What is the number of lines in this data that contain the word "Footer"? Give the number alone.
── Excerpted records
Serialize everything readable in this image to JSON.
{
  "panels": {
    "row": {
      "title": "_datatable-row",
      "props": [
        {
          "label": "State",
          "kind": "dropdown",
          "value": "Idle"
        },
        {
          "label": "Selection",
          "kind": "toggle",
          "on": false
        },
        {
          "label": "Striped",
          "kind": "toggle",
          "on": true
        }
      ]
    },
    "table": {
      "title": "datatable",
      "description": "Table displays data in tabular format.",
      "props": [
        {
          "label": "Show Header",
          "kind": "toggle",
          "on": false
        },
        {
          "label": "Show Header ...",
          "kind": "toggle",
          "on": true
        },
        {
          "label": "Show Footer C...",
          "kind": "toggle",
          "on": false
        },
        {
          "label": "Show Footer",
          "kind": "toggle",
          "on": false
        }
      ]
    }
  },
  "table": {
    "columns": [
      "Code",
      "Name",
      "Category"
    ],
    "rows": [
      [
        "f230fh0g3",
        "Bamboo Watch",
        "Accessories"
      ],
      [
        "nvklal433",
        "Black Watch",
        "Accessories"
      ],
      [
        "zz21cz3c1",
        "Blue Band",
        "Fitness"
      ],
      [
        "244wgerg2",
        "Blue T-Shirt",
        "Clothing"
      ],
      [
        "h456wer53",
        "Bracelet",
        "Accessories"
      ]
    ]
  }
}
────
**Task output**
2